Wednesday, December 26, 2012

At the End of the Day

Struggling to determine which is more inspiring: a pleasant and quiet Christmas surrounded by friends and family or a gory and depressing three hours of Les Miserables. Both were entertaining and, admittedly, predictable. But only one involved murder, betrayal and revolution. So I guess Les Mis was better. Then again, Russell Crowe's singing voice (or lack thereof) nearly ruined the movie.   So… Christmas wins.

Have had some time to think and read since classes ended last week, and have decided that to write better - or more creatively, meaningfully, [insert another adverb here] - I should broaden my reading horizons. So instead of reverting to 19th century English literature when I can't think of any other delicious novels to feast on, I'll try modern American lit or a magazine that isn't the New Yorker. Will read more non-fiction (though only while reading fiction simultaneously. How can anyone go on without some tragic hero to worry about?) or something Russian or post-colonialist or whatever. If nothing else, maybe I'll find a new favorite author. Have just started reading A Hologram for the King by Dave Eggers. So far, so good.

Speaking of favorite authors… a few photos below from the Dickens exhibit at the NY Public Library.

Chinese edition of David Copperfield. When CD's works began to be translated abroad, he was criticized internationally for some of his politically incorrect and racially and religiously offensive characters (such as "Fagin the Jew.") A highly sensitive author, Dickens ensured that in subsequent novels he corrected for any offenses he might have caused. Hence "the gentle Jew" of Our Mutual Friend. 

An illustration for a later edition of David Copperfield (published 1849). Dickens was highly influenced by the artist Hogarth, who depicted scenes of the working class where the details of the background (settings that spoke volumes about societal norms and hypocrisies) were as important as the characters in the foreground. However, by the middle of Dickens's career, the impropriety of Hogarth's drawings were no longer considered appropriate and more proper and innocuous illustrations (such as this one) became fashionable. 

Doesn't every kid want a Charles Dickens action figure?

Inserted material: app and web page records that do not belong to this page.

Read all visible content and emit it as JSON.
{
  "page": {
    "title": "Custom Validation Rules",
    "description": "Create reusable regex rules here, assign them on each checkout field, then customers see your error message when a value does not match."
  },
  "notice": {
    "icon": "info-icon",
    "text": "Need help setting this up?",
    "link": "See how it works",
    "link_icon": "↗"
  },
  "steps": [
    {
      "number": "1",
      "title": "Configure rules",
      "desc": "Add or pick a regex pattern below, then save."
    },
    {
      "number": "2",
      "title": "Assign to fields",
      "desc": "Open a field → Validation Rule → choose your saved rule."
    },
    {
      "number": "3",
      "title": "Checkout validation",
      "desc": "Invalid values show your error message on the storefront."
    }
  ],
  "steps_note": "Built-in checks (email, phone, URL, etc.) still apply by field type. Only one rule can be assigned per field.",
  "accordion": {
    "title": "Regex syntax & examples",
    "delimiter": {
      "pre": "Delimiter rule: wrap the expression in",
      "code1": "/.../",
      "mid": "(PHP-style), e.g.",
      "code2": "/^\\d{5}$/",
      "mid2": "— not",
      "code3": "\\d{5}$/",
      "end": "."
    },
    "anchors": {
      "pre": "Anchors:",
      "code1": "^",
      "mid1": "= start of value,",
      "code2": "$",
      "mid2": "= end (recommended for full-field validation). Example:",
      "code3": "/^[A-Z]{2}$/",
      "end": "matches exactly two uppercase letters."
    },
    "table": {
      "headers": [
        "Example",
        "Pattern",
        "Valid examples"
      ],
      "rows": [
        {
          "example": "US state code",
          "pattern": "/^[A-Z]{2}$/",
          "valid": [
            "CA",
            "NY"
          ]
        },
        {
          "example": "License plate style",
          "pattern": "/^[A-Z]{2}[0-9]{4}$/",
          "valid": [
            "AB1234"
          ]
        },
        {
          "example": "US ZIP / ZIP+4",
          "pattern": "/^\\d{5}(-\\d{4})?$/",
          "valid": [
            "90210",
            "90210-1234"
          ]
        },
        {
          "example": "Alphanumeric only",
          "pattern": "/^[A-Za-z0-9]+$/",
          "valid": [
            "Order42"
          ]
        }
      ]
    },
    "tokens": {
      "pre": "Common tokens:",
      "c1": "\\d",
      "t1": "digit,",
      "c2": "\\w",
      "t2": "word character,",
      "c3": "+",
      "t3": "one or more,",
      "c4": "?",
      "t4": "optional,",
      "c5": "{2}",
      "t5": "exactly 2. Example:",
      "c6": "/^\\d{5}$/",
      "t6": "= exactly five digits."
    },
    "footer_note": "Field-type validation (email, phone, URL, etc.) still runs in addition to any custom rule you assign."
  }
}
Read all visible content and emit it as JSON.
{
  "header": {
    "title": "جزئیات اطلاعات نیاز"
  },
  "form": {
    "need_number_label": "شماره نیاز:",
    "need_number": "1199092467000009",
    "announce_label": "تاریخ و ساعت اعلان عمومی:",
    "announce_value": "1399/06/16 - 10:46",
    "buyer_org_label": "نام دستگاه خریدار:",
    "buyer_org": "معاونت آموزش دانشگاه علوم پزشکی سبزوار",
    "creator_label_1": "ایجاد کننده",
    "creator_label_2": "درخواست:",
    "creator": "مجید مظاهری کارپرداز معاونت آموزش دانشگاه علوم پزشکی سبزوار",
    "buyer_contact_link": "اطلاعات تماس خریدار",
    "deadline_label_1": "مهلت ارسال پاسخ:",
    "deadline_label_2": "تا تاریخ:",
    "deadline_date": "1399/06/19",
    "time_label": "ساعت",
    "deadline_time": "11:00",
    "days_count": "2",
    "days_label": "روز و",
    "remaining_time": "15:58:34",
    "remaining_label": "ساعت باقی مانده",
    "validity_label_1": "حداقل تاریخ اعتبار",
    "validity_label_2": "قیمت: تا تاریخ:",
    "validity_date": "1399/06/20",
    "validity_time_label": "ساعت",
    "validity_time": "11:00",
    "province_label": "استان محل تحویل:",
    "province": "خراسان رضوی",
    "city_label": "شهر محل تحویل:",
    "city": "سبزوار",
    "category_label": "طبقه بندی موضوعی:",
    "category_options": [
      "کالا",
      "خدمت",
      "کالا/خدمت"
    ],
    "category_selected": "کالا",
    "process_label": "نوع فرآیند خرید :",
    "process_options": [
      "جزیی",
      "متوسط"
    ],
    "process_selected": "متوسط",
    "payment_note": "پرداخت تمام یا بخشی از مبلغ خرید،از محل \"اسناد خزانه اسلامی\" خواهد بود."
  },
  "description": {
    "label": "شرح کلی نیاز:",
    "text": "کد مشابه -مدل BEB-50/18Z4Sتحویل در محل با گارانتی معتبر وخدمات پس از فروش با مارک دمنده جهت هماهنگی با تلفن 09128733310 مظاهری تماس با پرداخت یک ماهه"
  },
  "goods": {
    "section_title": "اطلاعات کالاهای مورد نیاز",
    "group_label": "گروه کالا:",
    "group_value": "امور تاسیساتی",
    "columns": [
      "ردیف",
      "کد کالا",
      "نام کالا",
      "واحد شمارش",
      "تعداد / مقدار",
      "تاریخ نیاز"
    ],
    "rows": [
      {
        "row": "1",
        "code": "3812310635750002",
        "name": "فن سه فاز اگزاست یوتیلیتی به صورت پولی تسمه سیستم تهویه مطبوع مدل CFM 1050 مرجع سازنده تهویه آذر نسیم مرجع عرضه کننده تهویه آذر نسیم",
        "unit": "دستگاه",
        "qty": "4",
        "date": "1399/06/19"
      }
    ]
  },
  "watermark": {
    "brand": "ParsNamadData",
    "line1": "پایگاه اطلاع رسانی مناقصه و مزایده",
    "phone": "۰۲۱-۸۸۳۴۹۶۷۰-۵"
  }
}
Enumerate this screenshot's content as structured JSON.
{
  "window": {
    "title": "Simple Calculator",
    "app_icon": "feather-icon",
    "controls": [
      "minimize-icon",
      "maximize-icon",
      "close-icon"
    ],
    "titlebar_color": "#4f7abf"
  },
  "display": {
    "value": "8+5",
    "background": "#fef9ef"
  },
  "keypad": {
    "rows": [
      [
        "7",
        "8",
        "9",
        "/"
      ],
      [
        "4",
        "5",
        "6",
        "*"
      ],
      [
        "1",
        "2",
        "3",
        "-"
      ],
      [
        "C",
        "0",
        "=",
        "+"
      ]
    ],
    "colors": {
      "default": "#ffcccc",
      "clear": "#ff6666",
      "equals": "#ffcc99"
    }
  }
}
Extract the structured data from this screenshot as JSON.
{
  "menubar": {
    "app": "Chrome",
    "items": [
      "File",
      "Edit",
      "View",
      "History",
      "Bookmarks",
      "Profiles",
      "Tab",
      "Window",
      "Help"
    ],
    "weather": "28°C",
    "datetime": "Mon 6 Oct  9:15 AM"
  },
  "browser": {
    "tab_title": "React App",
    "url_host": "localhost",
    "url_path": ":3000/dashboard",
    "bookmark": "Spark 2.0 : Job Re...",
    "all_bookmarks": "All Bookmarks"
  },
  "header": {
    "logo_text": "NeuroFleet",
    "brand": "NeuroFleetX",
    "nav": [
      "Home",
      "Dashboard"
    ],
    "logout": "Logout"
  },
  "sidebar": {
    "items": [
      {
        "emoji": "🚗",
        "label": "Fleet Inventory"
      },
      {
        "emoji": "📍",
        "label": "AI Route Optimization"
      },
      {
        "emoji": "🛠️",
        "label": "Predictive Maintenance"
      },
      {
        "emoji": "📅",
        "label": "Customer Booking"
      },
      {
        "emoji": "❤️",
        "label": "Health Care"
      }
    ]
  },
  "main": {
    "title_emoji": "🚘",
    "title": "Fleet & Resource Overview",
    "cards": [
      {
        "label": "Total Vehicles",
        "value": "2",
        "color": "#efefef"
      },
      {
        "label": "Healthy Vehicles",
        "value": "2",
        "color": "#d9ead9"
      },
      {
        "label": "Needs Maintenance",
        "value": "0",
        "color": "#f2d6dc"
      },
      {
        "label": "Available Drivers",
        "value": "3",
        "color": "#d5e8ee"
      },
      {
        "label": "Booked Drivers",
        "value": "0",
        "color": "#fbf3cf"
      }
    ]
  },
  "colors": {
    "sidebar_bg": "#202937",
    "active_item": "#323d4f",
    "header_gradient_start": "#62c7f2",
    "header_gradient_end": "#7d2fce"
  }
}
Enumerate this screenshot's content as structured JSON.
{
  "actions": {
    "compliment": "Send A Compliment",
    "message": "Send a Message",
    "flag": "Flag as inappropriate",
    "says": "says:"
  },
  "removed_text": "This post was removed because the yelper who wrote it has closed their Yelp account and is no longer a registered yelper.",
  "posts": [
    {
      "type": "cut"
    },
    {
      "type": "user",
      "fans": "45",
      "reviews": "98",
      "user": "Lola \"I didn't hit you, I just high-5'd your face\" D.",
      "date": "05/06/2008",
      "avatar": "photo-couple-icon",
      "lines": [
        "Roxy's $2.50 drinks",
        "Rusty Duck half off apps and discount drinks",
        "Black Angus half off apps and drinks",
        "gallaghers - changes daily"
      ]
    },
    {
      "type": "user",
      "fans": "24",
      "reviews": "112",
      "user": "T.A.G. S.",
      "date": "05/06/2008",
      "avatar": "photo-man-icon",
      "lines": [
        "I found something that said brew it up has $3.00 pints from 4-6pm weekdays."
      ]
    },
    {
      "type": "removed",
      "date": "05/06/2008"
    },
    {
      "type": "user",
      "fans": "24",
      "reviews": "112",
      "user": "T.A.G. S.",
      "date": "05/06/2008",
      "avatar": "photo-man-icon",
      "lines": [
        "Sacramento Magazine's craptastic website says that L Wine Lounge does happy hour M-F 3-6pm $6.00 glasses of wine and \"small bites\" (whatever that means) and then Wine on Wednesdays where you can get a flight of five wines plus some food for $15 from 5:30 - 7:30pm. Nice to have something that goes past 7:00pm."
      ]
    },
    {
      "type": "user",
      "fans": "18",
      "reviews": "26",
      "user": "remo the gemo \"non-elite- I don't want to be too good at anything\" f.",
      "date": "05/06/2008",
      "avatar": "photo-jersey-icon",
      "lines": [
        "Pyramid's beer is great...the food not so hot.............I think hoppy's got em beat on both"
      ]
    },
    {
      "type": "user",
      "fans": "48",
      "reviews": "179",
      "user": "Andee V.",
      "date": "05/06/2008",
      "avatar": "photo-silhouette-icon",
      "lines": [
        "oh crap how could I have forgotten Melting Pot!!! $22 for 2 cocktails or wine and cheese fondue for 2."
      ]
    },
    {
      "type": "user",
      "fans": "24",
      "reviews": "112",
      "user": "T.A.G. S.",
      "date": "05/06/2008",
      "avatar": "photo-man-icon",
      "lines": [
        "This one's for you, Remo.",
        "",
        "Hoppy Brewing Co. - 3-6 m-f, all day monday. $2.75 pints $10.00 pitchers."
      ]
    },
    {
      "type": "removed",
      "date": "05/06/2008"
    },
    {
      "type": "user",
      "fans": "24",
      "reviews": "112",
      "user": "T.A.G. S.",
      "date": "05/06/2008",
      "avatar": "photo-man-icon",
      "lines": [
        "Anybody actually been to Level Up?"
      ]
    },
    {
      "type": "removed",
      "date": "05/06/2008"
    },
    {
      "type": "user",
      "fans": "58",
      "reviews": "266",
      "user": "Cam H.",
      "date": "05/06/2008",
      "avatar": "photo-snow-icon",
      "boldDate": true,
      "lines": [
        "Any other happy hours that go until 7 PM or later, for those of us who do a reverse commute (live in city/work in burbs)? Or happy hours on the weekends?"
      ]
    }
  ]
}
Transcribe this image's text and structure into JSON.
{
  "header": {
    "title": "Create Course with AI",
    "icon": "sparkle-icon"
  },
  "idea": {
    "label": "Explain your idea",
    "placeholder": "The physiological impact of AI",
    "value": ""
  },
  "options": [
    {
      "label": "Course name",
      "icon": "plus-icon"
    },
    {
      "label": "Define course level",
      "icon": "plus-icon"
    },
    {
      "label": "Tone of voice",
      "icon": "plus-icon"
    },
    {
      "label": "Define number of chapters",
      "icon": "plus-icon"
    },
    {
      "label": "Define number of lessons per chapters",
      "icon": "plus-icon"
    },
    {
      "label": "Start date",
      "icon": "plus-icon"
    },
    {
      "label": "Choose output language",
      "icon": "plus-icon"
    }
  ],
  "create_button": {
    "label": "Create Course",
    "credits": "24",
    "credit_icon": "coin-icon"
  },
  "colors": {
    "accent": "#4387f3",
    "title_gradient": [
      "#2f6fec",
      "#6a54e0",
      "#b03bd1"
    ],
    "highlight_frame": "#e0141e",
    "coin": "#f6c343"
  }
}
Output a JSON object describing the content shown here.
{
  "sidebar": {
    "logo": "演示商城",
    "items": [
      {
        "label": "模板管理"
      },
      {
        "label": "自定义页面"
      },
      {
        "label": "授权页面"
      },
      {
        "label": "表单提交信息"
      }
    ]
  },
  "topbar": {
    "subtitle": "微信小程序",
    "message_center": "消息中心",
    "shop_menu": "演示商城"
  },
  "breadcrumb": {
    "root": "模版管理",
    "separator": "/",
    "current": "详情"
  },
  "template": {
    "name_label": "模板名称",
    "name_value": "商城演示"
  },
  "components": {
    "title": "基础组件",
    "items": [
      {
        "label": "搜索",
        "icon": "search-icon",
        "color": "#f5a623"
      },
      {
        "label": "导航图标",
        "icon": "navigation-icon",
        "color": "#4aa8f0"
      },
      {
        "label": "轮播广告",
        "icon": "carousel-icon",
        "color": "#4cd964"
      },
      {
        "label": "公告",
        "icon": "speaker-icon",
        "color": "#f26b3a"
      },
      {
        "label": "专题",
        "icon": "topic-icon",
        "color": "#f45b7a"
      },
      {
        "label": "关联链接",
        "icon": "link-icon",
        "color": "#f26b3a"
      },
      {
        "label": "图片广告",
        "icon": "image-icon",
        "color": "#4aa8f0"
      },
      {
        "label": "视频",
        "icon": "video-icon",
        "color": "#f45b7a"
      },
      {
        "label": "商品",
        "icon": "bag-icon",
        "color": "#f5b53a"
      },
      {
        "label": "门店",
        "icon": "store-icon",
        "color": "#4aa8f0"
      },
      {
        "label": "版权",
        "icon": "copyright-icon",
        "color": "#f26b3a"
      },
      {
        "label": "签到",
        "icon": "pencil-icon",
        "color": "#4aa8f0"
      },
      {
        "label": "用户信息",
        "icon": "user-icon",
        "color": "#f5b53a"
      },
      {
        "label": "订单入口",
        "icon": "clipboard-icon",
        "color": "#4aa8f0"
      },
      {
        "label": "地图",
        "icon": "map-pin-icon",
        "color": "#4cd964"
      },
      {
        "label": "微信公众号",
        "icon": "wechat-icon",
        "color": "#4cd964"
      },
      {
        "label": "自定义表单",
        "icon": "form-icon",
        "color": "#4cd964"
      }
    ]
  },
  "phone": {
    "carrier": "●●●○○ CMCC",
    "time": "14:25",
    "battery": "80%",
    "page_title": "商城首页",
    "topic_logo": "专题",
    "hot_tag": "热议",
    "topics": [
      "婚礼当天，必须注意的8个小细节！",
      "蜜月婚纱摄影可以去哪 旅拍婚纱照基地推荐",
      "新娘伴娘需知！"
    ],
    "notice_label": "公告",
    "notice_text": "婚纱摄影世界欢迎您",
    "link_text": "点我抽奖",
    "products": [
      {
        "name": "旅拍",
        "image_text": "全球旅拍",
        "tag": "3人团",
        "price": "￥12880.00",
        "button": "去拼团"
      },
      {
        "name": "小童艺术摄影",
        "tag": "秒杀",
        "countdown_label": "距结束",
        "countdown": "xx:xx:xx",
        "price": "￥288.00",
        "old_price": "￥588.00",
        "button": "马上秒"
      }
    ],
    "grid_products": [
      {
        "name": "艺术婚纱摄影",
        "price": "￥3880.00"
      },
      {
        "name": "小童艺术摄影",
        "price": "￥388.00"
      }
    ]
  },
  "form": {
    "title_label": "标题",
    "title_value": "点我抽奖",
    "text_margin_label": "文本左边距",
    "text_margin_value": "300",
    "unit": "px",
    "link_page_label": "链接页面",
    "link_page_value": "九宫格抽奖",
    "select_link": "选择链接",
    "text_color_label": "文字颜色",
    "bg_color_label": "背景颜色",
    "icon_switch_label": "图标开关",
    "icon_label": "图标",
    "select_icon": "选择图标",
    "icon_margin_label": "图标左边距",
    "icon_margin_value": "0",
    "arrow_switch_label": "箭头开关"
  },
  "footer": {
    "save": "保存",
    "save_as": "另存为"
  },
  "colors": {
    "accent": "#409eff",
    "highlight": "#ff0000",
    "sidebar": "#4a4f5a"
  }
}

The pen is mightier than the sword, eh?

Sunday, December 16, 2012

Monday, December 10, 2012

On Writing (or, more accurately, On Not Really Writing).

Time to put pen to paper. And I mean business. I'm even sitting on my reading couch - the couch I only venture over to when I'm committed to doing my most importantest reading and writing (though lately it's the couch I've idly gazed at from across the room with a vague sense of repressed guilt and anxiety). Have stumbled through a few speed-writing attempts over recent weeks and now know that practice makes perfect. I've discovered this by conducting an experiment that I affectionately refer to as Being Lazy and Also Afraid to Write (side note: when you spell "write" as "rite" and only catch the error because of the red squiggly line, it's time to worry).

I'll have to ease into this until I've remembered how to string words together in a manner that is eloquent enough to hold someone's attention for longer than five seconds (including my own). So, will cheat and kick off with a witty quote from a new favorite literary magazine, McSweeney's Internet Tendency:

Don’t spend your career lost in a sea of copycats when you can establish your own set of rules. If everyone’s putting periods at the end of their sentences, put yours in the middle of words. Will it be incredibly difficult to read? Yes it will. Will it set you on the path to becoming a literary pioneer? Tough to say, but you’re kind of out of options at this point.

Perhaps I'll experiment with grammar. 
 Bang; zoom! or s.yntax said she. hi! ku?

And out of options I am. The issue I'm grappling with is overexposure to expendable writing. Cheap, bland writing simply meant  to convey some tactical, tangible message, or maybe without any real intention at all. Words that will be rendered meaningless in a day or are already meaningless because today's news article is just a modified iteration of yesterday's.  Prose whose only metaphors are dead ones and in which "corp speak"is more prevalent than imagery. We're surrounded by it when we consume our daily news and magazines. We hail it as efficient and clear when we send emails at work. And it serves a purpose in its own right. Sometimes we just need to know the facts. But when we spend our days reading news articles written for an 8th grade reading level (as is standard for nearly all major news publications) and typing concise bullets to ensure others read at least some of what we write, are we training our minds to forego the beauty of language in favor of convenience?

Language has for centuries been regarded as among the highest forms of art. In today's world, can we appreciate the flavor that an extra adjective adds to a description? Or relish with pleasure in a non-native English speaker's imperfectly written note, even if it's not as concise as we were hoping for? Most importantly, how can we ensure the beauty and richness of language and words continue to color our lives despite the writing we see and write every day - the prose that is stripped of art and flair? It's time to embark on a new experiment, or an effort at least: to re-train my mind to write artfully. Not practically or logically. Maybe not grammatically. But honestly and creatively, to appreciate and respect the essence of language. 

Tuesday, December 4, 2012

What Do I Desire?

"What if Money Was No Object" by Eastern philosopher and author Alan Watts.